Persisted metrics allow you to check the status of a cluster at a time in the past. Metrics include various time series data, including CPU load, memory consumption, and operation counters.

How Metrics are Persisted

When Management Center receives metrics from a Hazelcast cluster, it groups them by type into one-minute buckets before compressing them and saving them to disk in the hazelcast-mc/metrics directory. For example, metrics for CPU load goes into one bucket, while metrics for memory consumption go into another bucket.

You can customize where metrics data is persisted. See Configuring Management Center.

Every 10 seconds, Management Center starts a metrics-persistence thread that checks for one-minute buckets. To allow for late metrics due to poor connection or other errors, the metrics-persistence thread waits until one-minute buckets are 70 seconds old. This way, one-minute buckets have a 10-second threshold in which late metrics may be saved to disk.

For example:

  1. Management Center receives the first chunk of metrics at 9:00:00 AM.

  2. A one-minute bucket is created for each metric type in memory and each bucket’s timestamp is set to 9:00:00 AM. At this point nothing is saved to disk.

  3. The next chunk of metrics is received at 9:00:03 AM. No new one-minute buckets are created, only the new metrics are added to the existing one-minute buckets.

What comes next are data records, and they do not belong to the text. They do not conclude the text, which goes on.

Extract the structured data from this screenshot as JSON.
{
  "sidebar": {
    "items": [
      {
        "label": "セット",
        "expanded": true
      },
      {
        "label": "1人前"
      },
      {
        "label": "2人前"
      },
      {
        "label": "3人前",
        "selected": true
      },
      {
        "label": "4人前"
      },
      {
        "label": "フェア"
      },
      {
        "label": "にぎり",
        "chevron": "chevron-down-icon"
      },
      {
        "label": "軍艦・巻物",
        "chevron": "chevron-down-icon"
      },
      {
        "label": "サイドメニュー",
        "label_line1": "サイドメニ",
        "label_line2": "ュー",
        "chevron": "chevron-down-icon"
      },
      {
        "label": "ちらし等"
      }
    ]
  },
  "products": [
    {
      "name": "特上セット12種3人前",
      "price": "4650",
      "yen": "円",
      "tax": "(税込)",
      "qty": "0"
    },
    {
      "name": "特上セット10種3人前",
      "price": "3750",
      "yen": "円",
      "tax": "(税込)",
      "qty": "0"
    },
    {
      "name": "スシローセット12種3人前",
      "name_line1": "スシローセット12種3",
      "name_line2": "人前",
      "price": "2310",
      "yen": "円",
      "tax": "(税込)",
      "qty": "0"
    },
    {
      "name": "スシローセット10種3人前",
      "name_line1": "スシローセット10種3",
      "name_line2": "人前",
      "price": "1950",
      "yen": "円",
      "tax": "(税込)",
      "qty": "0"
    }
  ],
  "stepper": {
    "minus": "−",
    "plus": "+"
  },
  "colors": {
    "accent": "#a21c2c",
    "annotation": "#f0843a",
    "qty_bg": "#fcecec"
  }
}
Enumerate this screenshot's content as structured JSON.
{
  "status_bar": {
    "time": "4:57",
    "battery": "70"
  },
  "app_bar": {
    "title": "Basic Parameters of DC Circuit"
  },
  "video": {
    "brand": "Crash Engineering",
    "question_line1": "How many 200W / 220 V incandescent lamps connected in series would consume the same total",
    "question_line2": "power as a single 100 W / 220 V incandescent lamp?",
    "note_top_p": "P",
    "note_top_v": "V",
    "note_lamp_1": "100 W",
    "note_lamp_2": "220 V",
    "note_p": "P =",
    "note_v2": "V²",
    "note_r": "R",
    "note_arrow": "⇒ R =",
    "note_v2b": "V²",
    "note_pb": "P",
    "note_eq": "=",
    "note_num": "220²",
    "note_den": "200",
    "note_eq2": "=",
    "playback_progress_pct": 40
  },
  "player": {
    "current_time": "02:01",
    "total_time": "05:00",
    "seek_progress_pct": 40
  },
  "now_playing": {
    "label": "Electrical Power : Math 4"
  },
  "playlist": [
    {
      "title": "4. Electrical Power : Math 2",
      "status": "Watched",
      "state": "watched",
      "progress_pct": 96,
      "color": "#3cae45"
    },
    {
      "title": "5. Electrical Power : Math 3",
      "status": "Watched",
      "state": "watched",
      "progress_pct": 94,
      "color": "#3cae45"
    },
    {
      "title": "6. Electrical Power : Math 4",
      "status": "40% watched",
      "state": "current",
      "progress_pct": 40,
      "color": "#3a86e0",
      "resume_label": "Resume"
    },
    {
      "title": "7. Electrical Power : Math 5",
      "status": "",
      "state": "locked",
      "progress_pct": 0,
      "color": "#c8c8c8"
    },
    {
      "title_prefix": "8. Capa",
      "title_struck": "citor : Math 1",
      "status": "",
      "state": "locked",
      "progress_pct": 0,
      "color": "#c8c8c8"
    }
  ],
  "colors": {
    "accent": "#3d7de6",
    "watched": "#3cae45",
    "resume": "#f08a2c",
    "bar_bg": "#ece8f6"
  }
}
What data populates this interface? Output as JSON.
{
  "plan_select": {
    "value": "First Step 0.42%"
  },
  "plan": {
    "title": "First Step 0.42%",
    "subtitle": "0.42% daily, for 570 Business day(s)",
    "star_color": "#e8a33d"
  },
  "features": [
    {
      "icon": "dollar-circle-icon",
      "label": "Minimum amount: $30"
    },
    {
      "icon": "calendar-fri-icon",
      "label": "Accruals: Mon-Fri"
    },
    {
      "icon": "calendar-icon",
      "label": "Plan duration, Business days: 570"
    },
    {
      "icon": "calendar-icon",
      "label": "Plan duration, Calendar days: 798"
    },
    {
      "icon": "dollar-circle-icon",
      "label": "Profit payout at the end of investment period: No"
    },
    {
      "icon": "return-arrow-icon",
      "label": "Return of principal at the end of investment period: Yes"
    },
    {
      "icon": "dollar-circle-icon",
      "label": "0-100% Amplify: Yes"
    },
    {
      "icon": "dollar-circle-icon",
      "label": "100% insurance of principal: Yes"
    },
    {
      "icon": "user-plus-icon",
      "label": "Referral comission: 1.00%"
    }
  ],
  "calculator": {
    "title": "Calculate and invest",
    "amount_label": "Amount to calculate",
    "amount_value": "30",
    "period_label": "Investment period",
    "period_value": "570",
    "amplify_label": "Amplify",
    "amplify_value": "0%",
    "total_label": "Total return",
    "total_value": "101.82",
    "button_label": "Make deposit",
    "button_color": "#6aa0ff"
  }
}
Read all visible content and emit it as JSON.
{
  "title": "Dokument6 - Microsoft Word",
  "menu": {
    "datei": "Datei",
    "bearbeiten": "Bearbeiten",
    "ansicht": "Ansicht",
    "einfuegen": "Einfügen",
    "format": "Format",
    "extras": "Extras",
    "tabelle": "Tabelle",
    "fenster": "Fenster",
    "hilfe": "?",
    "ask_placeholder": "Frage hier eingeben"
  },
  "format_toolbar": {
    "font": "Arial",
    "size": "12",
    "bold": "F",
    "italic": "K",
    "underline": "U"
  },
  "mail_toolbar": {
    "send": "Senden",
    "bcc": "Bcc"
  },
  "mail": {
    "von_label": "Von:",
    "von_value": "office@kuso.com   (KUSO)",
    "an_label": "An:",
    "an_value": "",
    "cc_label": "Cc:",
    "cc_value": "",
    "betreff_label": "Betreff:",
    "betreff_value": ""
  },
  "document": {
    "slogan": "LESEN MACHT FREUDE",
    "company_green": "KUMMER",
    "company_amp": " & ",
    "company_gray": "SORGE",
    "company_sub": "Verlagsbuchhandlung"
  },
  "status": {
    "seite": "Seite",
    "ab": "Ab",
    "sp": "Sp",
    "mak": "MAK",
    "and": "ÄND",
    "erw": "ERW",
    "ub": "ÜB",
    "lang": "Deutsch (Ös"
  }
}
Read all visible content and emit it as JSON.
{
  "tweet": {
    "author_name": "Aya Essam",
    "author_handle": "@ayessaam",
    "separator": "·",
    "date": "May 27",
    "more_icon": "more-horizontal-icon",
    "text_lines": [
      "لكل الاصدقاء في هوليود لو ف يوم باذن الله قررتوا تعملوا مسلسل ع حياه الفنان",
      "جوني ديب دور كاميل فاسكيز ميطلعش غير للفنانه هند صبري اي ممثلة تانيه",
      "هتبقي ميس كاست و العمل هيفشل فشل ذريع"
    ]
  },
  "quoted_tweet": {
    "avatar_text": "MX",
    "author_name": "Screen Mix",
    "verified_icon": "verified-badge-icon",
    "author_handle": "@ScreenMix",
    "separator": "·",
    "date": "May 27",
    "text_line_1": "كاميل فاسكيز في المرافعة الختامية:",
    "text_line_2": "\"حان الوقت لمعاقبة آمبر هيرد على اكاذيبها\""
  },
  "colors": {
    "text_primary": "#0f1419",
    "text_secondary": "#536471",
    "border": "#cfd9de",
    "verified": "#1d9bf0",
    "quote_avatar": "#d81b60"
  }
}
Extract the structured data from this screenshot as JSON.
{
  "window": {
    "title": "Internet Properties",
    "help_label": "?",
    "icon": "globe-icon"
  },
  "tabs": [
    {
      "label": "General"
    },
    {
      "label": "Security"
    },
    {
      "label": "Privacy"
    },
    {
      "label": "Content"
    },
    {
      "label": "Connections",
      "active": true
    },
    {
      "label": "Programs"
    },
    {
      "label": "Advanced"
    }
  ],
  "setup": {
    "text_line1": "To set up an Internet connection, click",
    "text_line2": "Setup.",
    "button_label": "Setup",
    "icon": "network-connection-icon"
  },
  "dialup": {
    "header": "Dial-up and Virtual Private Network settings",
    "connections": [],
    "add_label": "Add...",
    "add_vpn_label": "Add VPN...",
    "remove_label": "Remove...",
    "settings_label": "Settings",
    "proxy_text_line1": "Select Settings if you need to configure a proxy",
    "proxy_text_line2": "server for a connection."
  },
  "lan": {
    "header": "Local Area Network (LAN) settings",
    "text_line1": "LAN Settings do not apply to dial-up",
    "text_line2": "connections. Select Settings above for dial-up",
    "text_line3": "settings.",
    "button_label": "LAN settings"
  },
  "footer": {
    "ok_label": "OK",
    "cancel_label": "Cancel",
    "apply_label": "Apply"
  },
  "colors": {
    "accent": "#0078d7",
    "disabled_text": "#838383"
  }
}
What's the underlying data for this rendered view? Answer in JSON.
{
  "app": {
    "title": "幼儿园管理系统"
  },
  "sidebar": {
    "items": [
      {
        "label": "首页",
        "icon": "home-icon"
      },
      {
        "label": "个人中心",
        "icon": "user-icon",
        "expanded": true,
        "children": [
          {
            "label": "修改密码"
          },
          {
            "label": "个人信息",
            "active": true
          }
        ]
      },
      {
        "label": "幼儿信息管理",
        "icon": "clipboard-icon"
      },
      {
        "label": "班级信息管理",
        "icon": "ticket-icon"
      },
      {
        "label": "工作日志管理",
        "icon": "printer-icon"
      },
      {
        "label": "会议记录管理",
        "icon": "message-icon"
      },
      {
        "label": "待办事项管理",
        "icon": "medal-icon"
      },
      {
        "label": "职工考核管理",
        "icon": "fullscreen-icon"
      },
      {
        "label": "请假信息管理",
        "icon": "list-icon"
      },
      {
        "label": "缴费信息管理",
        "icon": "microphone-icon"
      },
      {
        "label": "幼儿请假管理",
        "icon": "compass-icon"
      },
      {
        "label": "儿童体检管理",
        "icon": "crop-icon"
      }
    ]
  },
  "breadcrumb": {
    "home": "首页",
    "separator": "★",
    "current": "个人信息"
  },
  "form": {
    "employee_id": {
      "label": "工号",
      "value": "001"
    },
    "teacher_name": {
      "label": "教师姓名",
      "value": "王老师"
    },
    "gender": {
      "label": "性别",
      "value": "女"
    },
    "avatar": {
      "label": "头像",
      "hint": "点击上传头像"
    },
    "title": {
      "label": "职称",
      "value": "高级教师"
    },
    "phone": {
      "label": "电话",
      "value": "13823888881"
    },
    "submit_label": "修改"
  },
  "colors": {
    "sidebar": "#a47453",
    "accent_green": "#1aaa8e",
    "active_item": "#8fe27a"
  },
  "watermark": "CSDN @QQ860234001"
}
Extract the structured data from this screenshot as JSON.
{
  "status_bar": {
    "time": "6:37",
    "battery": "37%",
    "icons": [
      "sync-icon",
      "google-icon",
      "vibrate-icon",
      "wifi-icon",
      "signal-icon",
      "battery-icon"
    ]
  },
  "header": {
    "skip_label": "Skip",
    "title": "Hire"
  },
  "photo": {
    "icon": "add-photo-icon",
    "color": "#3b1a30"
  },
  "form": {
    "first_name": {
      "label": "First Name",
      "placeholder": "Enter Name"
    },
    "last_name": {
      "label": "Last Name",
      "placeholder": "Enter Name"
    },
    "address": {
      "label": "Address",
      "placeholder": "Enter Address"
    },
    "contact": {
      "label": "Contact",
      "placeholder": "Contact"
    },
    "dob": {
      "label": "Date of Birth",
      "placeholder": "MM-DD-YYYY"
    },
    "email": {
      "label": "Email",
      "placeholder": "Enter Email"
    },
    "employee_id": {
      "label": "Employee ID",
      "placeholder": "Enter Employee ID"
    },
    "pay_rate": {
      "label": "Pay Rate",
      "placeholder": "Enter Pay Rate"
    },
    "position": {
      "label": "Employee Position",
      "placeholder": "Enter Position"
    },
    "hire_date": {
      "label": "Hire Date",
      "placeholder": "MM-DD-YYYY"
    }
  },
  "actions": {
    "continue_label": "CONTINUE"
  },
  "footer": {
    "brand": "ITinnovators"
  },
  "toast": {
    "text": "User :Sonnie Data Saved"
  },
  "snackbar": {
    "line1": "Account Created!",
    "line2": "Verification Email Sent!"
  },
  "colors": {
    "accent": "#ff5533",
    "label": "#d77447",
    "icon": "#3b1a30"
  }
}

  4. The first metrics-persistence thread run starts at 9:00:10 AM. The thread didn’t find any minute buckets that are 70 seconds old. Still, nothing is saved to disk.

  5. At 9:01:10 AM, the metrics-persistence thread saves the compressed one-minute buckets to disk.

Each in-memory minute bucket consumes around 0.5 KB of memory.

Changing the Metrics Time-to-Live

If you want to customize the number of days for which Management Center persists metrics, you can start Management Center with the hazelcast.mc.metrics.disk.ttl.duration property.

This setting is a soft limit, which gives you indirect control over Management Center disk usage. The actual disk usage depends on the volume of metrics that are generated by your clusters such as the number of cluster members and the number of data structures with enabled statistics that you have in the connected clusters.

Persistence Logs

Every hour, you will see the following message in the logs:

Known time series
Tracked minute buckets
Number of persistence runs
Total persistence run time
Max persistence run time
Average persistence run time
Last hour average persistence run time
Total persisted minute buckets
Max persisted minute buckets per run
Average persisted minute buckets per run
Last hour average persisted minute buckets per run
Total dropped data points that arrived when the target minute bucket is no longer tracked, but not yet released(persisted)
Total evicted dangling minute series
Persistent store TTL
Persistent store size on disk
Data point memory compression ratio

These logs provide some basic persistence statistics and details about any active persistence configuration. All time values are logged in HH:mm:ss.SSS format.

Data point memory compression ratio shows how many times less disk space is used than in-memory storage.

Troubleshooting

Use this section to find suggestions for resolving errors that may occur with metrics persistence.

RocksDB File Permissions

Management Center uses the RocksDB native library to persist metrics. By default, the RocksDB binary is extracted into the java.io.tmpdir directory. To overcome file system permissions, you may need to override this default directory by setting the ROCKSDB_SHAREDLIB_DIR environment variable to the absolute path of another directory. See the following example:

mkdir $HOME/tmp/rocksdb
export ROCKSDB_SHAREDLIB_DIR="$(realpath $HOME/tmp/rocksdb)"
hz-mc start

Slow Background Persistence Runs

If Management Center tries to persist more metrics than the underlying persistent storage or disk throughput can handle, you will see the following warning:

Detected slow background persistence runs: 6 runs took 61000 ms. Consider decreasing count of collected metrics.

To resolve this issue, you can do the following: